- [WORK ORDER]: Each line of the listing where "Payload" appears should be reported.
*** INPUT Section Begins ***
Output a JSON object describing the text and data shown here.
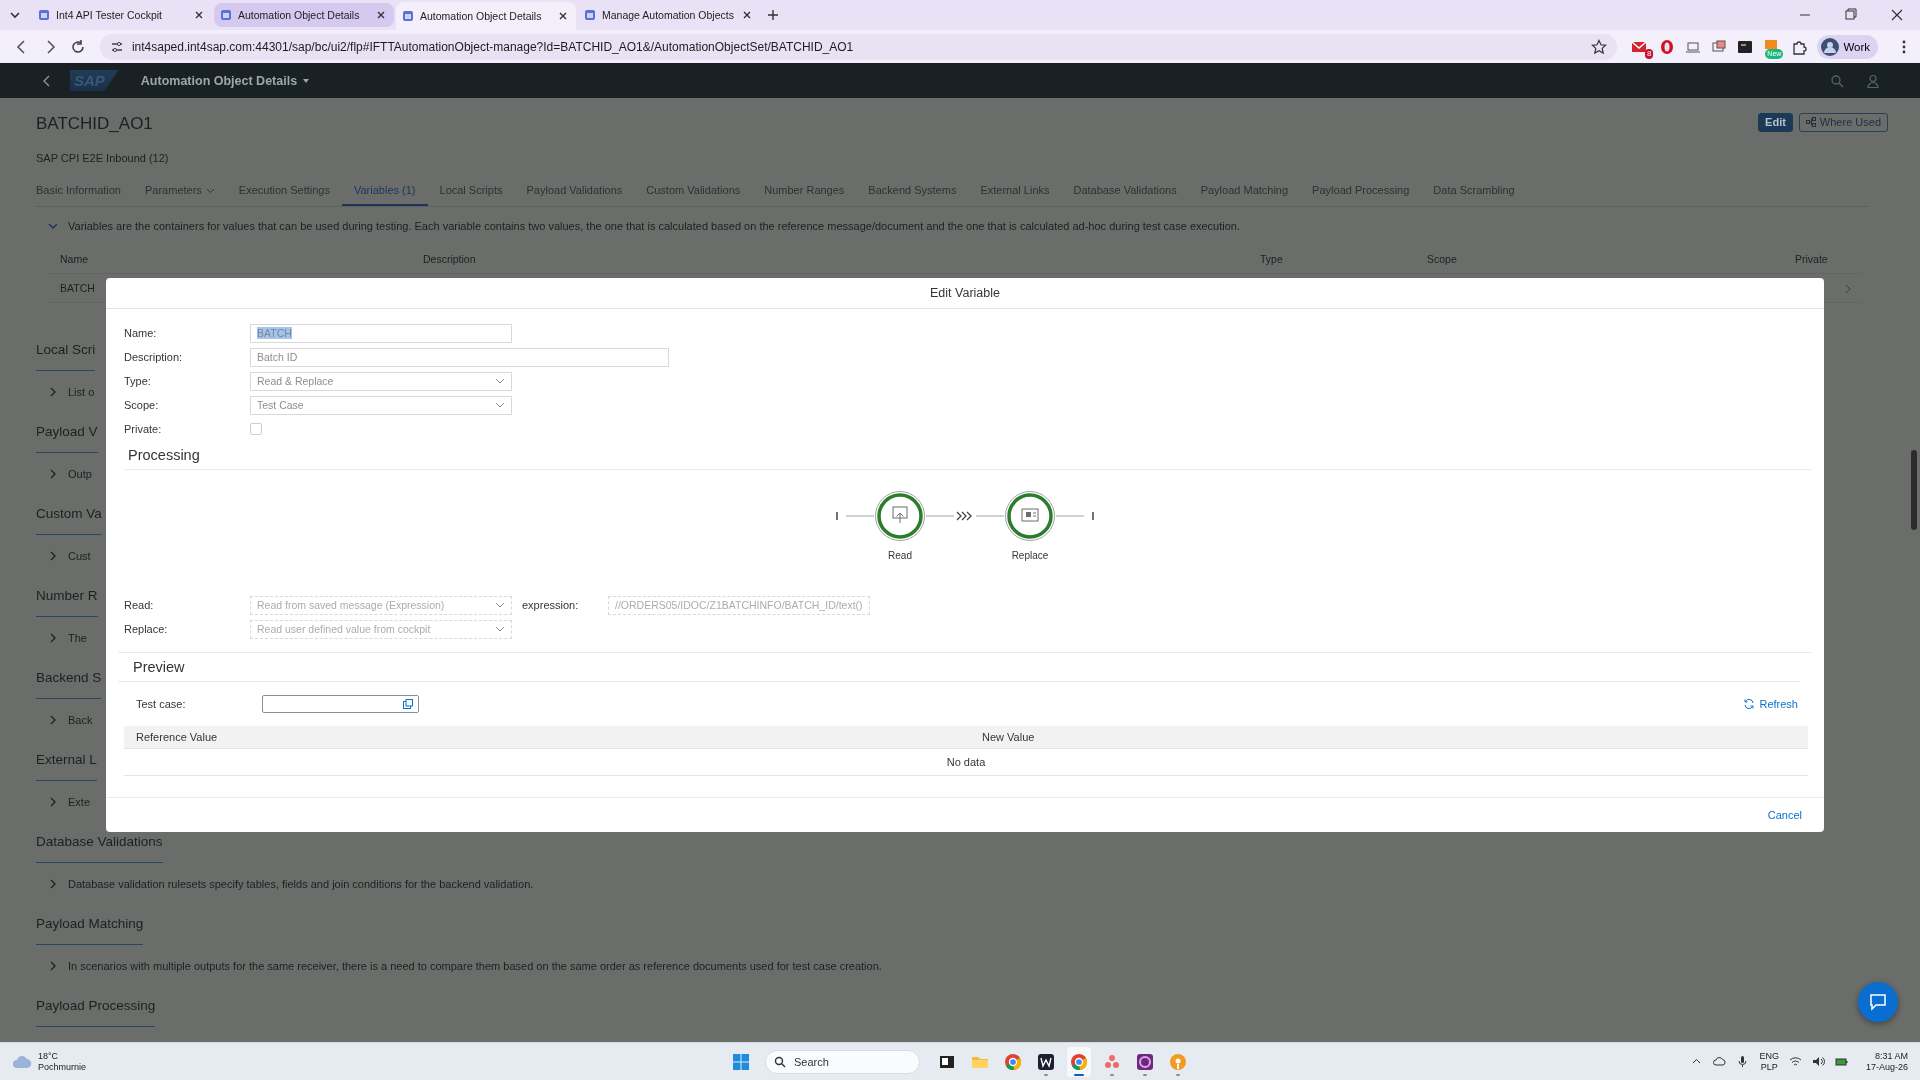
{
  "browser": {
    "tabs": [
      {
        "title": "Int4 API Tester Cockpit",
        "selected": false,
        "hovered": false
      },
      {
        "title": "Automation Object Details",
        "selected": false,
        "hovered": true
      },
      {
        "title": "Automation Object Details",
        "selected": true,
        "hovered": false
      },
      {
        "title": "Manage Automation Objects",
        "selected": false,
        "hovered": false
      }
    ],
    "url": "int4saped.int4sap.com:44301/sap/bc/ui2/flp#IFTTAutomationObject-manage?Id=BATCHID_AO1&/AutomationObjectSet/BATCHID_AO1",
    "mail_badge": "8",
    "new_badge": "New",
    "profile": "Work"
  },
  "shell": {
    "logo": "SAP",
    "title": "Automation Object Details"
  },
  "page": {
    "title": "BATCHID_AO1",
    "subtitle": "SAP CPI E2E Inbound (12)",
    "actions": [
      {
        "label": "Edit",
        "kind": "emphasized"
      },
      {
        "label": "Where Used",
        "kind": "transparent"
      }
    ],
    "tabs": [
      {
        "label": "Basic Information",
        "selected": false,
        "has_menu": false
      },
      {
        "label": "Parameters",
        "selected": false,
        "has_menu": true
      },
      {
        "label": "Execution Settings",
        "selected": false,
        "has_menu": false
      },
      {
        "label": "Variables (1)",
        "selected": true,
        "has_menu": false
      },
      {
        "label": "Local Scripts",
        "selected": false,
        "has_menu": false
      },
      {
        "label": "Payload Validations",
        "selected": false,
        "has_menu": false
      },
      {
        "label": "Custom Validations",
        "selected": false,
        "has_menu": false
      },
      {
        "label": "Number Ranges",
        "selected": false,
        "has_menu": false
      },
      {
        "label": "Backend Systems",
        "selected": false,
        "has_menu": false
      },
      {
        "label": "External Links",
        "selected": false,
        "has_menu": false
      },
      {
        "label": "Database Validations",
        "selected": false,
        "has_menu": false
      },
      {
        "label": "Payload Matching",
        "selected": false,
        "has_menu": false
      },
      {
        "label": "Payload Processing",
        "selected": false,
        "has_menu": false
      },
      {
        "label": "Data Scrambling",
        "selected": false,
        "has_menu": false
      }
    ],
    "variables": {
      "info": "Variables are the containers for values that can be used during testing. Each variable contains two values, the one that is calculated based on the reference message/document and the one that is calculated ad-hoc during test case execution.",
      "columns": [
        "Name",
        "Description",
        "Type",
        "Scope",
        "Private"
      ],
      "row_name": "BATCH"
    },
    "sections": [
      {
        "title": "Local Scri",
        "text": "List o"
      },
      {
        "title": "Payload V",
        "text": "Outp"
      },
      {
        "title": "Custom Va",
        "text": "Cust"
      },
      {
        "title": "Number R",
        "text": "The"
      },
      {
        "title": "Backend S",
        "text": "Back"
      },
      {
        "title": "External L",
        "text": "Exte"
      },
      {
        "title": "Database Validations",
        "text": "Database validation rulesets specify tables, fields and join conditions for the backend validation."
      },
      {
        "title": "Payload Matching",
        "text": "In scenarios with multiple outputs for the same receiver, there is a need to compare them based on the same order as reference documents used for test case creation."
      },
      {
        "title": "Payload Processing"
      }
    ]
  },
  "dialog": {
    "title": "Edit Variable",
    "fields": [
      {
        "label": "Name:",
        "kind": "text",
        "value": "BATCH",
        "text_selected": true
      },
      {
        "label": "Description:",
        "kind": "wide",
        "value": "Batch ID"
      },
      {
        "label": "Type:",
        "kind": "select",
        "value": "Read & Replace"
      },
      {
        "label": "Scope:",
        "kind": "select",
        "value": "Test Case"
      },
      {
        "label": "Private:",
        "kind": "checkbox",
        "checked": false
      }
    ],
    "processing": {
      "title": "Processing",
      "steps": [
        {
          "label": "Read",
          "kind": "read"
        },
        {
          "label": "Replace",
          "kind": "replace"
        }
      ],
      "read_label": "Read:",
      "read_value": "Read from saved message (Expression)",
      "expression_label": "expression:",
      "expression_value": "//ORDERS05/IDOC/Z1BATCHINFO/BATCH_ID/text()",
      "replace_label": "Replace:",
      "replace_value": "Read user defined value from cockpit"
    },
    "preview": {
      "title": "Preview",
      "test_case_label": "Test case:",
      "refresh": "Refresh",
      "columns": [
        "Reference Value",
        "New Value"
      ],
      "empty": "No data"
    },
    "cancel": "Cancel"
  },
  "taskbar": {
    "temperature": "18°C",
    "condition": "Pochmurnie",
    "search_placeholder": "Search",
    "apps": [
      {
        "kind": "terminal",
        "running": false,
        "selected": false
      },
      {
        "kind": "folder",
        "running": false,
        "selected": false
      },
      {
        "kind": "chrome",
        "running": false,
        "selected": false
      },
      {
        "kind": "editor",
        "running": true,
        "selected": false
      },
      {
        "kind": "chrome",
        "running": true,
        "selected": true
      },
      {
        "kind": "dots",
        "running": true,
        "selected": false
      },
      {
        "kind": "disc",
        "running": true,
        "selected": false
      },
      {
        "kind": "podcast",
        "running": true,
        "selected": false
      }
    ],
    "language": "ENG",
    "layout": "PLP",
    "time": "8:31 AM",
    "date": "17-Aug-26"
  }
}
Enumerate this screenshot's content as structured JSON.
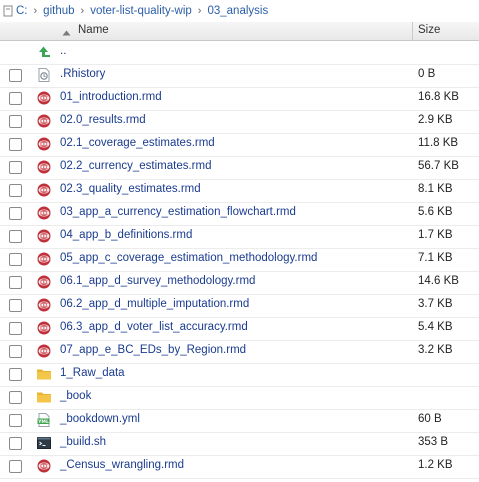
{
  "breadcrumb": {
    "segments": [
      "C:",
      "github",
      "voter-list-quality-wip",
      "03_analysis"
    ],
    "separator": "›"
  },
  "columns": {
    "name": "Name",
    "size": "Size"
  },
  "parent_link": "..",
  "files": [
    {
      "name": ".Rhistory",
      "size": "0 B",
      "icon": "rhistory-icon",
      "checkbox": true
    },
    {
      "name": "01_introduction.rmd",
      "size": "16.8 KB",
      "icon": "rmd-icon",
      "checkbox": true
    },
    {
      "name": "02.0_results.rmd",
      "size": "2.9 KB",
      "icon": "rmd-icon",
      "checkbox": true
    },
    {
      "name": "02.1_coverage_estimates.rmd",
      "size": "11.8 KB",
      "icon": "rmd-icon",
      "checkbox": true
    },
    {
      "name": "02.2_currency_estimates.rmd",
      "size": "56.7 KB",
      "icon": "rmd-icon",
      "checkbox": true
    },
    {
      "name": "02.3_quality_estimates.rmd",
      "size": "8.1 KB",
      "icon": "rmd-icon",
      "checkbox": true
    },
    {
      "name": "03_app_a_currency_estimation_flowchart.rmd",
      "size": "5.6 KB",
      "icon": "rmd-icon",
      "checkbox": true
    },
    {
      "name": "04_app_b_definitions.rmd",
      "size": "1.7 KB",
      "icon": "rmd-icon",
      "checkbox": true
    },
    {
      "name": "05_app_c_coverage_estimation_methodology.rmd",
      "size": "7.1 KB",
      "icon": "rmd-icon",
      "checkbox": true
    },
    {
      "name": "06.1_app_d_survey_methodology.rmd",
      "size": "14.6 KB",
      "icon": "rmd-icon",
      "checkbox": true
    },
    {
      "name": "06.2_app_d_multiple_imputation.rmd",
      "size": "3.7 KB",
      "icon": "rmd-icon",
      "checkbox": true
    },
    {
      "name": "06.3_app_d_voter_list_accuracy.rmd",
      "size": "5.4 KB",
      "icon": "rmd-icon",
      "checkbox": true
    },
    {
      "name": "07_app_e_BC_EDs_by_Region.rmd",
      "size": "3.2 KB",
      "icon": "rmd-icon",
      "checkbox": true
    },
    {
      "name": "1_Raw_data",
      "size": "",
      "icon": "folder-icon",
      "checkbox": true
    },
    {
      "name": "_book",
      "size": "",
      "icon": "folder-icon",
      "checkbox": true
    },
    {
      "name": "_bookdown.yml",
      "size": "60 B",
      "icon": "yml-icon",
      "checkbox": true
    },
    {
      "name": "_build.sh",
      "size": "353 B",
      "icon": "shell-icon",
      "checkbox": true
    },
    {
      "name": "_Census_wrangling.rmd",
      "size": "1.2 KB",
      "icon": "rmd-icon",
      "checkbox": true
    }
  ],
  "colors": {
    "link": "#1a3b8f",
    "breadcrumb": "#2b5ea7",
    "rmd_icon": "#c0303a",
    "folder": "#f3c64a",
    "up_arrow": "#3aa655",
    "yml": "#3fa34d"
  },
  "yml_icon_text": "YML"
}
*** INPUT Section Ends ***
- [RESULT FOR THIS EXERCISE]:
        "label": "Payload Validations",
        "label": "Payload Matching",
        "label": "Payload Processing",
        "title": "Payload V",
        "title": "Payload Matching",
        "title": "Payload Processing"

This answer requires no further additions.